1. "127 Hours." Danny Boyle brings a beautiful and electric vitality to Aron Ralston's tale of survival and redemption. Thanks to his touching, humorous and panicked performance, James Franco who owns almost every frame of the film will probably be pulling double duty at the Oscars, as both co-host and best actor nominee.

2. "Four Lions." Christopher Morris' terrorism comedy, the funniest and one of the more thought-provoking films of the year, is likely many Americans' introduction to the British satirist's work. The brilliantly cast story of bumbling jihadists is unique, clever and surprisingly heartfelt.

3. "The Social Network." Trent Reznor, Aaron Sorkin and David Fincher. How could you go wrong? Though the facts of the movie might be open to debate, there is no questioning the brilliance of the storytelling. In a strong ensemble cast, Andrew Garfield as the aggrieved Eduardo Saverin shined most brightly.

4. "Winter's Bone." This Hillbilly noir white-knuckler took viewers deep into the Ozarks, to a world most of us have never seen and could never imagine. Newcomer Jennifer Lawrence is a revelation as an indefatigable young woman looking for answers and justice.

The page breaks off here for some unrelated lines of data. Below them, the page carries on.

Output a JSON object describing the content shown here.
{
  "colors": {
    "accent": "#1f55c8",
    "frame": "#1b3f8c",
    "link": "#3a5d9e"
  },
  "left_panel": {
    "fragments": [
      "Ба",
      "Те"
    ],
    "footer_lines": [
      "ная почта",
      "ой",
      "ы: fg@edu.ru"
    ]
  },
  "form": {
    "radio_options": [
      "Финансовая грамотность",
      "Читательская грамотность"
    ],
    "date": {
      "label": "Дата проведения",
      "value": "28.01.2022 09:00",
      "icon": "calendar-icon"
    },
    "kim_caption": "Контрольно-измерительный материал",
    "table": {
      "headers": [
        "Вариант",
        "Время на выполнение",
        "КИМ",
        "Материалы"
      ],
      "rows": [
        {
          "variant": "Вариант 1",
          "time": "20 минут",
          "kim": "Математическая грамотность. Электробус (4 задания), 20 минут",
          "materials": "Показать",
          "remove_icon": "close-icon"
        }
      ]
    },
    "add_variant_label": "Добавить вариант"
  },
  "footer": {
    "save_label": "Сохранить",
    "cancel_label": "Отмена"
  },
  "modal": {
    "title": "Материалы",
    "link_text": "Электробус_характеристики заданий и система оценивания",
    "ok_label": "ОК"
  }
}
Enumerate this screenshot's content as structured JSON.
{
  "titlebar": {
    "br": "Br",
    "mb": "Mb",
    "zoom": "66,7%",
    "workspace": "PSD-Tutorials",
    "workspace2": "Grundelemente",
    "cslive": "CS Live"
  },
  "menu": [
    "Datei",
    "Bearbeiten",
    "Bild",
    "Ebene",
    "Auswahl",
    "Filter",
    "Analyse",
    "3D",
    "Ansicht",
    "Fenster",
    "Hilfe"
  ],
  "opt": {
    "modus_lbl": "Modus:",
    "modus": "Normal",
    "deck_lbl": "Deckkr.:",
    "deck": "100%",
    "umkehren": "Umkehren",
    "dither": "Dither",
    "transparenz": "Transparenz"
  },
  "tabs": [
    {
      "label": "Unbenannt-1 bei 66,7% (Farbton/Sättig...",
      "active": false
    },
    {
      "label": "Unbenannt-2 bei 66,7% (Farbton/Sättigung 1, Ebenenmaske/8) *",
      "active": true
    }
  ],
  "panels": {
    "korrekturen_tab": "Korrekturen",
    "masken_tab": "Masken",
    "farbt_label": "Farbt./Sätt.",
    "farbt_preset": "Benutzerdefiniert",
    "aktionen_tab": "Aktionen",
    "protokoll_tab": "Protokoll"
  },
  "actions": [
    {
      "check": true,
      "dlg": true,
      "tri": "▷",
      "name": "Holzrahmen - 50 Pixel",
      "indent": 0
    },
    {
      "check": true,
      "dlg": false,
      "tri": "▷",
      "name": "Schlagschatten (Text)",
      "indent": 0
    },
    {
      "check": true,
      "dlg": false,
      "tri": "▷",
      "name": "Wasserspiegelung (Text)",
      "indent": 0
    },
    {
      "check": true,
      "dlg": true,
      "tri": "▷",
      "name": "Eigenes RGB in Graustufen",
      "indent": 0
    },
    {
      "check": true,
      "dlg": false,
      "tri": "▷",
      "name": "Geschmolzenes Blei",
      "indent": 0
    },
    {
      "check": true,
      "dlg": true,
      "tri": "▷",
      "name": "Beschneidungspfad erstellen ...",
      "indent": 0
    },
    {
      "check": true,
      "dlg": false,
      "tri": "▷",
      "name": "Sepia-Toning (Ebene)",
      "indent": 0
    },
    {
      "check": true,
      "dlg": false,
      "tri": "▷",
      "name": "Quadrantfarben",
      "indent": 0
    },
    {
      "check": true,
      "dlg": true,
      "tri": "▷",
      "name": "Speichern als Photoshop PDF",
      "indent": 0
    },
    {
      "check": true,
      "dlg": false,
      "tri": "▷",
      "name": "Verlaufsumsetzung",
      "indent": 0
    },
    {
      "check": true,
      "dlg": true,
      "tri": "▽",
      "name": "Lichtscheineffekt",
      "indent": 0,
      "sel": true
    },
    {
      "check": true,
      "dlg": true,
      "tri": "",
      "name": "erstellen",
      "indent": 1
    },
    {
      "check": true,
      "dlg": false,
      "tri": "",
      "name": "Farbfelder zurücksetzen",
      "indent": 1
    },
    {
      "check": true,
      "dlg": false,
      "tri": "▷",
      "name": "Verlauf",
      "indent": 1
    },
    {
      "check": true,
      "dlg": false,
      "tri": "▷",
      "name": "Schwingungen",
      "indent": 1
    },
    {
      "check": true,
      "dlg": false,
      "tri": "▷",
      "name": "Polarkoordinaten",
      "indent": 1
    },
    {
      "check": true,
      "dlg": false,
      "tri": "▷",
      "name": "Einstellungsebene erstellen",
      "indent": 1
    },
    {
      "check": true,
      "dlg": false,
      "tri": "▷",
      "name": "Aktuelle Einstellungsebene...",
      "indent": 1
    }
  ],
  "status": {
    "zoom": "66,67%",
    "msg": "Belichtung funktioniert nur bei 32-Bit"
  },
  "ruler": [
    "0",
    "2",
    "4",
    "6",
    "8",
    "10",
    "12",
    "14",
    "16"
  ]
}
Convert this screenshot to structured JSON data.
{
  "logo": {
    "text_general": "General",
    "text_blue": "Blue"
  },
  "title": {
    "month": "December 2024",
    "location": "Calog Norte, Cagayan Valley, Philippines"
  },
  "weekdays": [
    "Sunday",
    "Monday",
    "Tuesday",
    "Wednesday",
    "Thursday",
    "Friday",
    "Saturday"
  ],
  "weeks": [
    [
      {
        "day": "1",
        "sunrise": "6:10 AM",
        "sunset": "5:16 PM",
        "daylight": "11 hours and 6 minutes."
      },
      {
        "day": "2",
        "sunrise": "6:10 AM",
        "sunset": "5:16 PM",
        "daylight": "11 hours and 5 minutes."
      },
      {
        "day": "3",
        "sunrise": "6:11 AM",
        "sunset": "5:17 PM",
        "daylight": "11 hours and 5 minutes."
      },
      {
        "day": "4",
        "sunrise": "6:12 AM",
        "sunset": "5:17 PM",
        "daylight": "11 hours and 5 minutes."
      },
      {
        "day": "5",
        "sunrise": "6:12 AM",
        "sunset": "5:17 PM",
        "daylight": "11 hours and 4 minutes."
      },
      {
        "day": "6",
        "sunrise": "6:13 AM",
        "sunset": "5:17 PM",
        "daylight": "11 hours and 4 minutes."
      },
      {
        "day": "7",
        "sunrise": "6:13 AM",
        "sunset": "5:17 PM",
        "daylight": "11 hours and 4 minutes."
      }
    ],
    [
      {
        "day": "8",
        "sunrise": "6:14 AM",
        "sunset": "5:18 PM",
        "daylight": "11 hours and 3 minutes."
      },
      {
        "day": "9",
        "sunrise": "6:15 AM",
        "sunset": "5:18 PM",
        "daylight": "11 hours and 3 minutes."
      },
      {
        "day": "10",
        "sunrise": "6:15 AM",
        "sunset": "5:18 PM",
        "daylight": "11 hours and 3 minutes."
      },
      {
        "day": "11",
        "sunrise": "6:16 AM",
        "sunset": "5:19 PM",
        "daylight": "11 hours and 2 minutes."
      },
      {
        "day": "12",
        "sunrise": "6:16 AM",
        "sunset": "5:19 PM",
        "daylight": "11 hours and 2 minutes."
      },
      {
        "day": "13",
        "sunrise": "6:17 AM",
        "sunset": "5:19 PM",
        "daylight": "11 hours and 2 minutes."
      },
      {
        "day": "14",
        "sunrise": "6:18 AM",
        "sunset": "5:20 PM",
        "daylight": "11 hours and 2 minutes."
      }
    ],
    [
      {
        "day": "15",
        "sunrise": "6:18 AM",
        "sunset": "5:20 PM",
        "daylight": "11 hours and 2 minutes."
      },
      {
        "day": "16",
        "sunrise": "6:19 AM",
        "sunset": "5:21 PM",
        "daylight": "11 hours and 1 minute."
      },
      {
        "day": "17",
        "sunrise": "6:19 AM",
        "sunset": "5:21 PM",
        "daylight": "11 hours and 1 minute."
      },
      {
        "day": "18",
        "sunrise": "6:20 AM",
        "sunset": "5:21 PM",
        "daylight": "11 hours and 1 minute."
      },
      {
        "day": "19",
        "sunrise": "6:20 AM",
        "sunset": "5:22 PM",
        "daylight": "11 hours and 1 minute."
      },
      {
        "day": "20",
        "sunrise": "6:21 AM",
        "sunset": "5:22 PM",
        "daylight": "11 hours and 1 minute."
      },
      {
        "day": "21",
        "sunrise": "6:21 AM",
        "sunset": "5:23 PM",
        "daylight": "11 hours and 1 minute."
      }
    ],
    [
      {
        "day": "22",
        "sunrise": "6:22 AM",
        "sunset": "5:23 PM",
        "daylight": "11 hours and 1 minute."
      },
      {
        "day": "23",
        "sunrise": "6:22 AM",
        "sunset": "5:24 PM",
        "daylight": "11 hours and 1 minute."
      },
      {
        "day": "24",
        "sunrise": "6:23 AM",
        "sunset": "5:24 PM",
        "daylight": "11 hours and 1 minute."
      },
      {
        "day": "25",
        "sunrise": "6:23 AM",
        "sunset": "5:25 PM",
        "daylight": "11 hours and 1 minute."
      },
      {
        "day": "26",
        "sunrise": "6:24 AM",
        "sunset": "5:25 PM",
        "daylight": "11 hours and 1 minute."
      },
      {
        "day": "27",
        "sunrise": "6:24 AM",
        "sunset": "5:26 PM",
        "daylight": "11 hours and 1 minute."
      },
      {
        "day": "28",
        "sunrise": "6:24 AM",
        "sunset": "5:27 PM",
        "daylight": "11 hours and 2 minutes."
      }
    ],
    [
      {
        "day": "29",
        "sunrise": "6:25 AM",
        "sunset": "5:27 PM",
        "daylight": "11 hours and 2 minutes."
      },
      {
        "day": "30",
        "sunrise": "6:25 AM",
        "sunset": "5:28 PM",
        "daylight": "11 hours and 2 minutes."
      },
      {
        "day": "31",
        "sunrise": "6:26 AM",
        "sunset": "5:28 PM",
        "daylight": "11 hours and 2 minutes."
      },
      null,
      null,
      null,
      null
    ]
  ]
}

5. "Black Swan." Darren Aronofsky's over-the-top, erotic fever dream showcases the director at the height of his powers. Rarely have terror and grace danced so delicately together. Though her character here might be stunted, Natalie Portman is definitely all grown up. And Barbara Hershey is unnervingly gruesome.

6. "Let Me In." It's time to stop worrying about the necessity of this remake of modern Swedish classic "Let the Right One In" and simply appreciate the eerie and stirring beauty of Matt Reeves' coming-of-age horror story. No film this year did a better job of capturing the fear of adolescence. Kodi Smit-McPhee and Chloe Moretz put themselves on the map as young actors worth watching.

7. "Inside Job." Filmmaker Charles Ferguson takes a detailed look at the bad actors in the financial debacle in a movie that will leave you angry, frustrated and possibly helpless. Refusing to place the blame at the feet of one party or administration, the unflappable Ferguson proves that there is enough blame to go around.

8. "Carancho." I knew the Argentinian economy was a mess, but this pitch-black Fantastic Fest entry made it starkly evident. What begins as a slow boil erupts and tailspins, as the foot refuses to budge from the accelerator. An apt metaphor for a movie that features one of the best car crash scenes in years.

9. "The King's Speech."Director Tom Hooper thankfully refuses to wallow in sentimentality in this royal tale that eschews melodrama for an intimate story about a relationship between a king and his therapist. The scenes between Colin Firth and Geoffrey Rush feature some of the year's finest acting.

10. "The Kids Are All Right."Funny and moving, director Lisa Cholodenko's film offers an honest look at the difficulty in maintaining a relationship and finding fulfillment. Annette Bening offers a pained and vulnerable performance as a character who moves from somewhat unlikable to immensely sympathetic.